The government crossed a line allowing Trump to become president. Worst case scenario, the Trumpocalypse was an official declaration of war on the poor. Best case scenario, it was a confession of failure. Either way, now more than ever, every American needs to reassess their perception of reality and start thinking and acting differently, which is why I included the section about civil disobedience.
The solutions I propose in the final section are far-fetched, but I didn’t set the bar so high because I’m naïve. I did it because America has a drastic problem that requires drastic solutions, and lowering the bar isn’t one of them.
My goal isn’t to convince you to believe everything I say. I just want to educate and inspire you.

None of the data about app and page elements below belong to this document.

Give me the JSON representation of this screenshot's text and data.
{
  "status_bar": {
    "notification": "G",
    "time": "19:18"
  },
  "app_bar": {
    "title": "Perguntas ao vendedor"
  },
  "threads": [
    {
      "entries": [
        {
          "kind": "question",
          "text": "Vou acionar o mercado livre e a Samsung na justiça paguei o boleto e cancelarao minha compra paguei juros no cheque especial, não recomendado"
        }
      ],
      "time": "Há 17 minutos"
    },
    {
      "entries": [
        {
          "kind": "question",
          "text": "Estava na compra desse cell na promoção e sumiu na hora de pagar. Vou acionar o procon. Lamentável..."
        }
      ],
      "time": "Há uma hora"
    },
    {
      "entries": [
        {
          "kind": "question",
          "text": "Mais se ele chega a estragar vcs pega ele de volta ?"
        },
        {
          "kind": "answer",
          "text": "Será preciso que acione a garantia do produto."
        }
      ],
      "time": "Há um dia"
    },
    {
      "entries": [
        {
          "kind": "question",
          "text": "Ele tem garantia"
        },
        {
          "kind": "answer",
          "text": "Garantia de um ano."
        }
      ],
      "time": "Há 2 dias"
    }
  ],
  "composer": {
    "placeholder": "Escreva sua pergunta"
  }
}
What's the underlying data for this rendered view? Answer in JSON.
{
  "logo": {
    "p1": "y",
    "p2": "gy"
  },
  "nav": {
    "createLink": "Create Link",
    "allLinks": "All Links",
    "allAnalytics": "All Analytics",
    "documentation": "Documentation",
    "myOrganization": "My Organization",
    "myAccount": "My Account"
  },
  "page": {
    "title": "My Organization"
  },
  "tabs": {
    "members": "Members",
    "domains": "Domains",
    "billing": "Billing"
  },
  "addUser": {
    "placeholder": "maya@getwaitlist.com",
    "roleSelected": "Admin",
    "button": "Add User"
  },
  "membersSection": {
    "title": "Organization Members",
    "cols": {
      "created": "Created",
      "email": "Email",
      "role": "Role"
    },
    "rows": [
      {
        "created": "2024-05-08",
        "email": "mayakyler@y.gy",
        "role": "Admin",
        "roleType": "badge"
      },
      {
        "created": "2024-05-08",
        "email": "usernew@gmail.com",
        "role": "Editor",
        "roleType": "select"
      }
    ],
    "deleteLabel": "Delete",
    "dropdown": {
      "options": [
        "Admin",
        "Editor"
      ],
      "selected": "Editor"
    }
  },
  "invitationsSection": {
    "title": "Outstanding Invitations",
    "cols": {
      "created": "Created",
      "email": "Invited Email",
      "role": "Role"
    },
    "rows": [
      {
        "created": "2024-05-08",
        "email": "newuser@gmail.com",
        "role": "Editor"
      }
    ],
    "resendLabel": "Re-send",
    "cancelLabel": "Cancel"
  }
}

I use a conversational tone and try to inject humor and wit while discussing big topics so you’ll be more likely to read the entire book, think about America’s problems differently and look for solutions nobody has thought of yet.
If you enjoyed this post, you’ll also like these:
- Americans, you’re not represented in the 2012 presidential election
- 10 things Obama won’t change in his second term
- Why Obamacare made me facepalm
- This Was Your Life: Barack Obama (Comic)
- Occupy LOL Street: The Wizard of LULZ (Comic)
The 2016 Presidential Election
- What I think of Donald Trump, Hillary Clinton, and Bernie Sanders
- Why it’s delusional to vote in America’s 2016 presidential election
- Everything wrong with America’s 2016 presidential primaries
- This Was Your Life: Hillary Clinton and Donald Trump: Part 1 (Comic)
- This Was Your Life: Hillary Clinton and Donald Trump: Part 2 (Comic)
- This Was Your Life: Bernie Sanders (Comic)
- This Was Your Life: The Trump Supporter (Comic)
- Why did Americans vote for Trump?
- What will Trump do now that he’s president
- Why I’m glad Trump won
- How Trump changed my understanding of American politics
- 4 reasons Americans shouldn’t accept Trump as president
- Why won’t people just give Trump a chance?
- What should non-Americans do about Trump?
- What should Republicans and Democrats do about Trump?
- What should racists do about Trump?
- What should xenophobes do about Trump?
- What should rich people do about Trump?
- What should minorities do about Trump?
- Voting never has, and never will, save America
- If you want everyone to vote, then make voting work for everyone
- How presidential elections work (Comic)
- How congressional elections work (Comic)
- How political representation works (Comic)
Corruption and Election Reform
- How to end corruption in three steps
- 6 ways to improve the political nomination system
- 10 solutions to most of America’s problems
- 3 solutions that won’t change America, and 5 that will
- Occupy LOL Street: The Constitutional Convention (Comic)
- Occupy LOL Street: Adventures In Lobbying (Comic)
- Occupy LOL Street: The People’s Party (Comic)
- The 28th amendment
- My theory on gun control
- My theory on illegal immigration
- My theory on age-based accountability laws
- 5 reasons why prostitution should be legal
- 5 reasons to legalize gambling
- 8 reasons to legalize marijuana you’ve already heard
- Why stop with just making drugs illegal?
- 4 illogical arguments against polygamy
- The American burqa
- Borders are inhumane
- How freedom works (Comic)
- How equality works (Comic)
- How gender equality works (Comic)
- How the war on drugs works (Comic)
- The Ents: A Story About Marijuana Prohibition (Comic)
- This Was Your Life: The Trafic Cop (Comic)
My Tweets About Politics
- #17: The 2016 U.S. presidential election
- #18: Donald Trump’s presidency
- #19: Political corruption, incompetence, and voting
- #20: Political and economic freedom
- #21: Immigration, racism, and guns
- #22: Public education
- #23: Political reform
- #24: Police, prisons, and unjust laws
- #25: War, military, and troops
- #26: Social justice warriors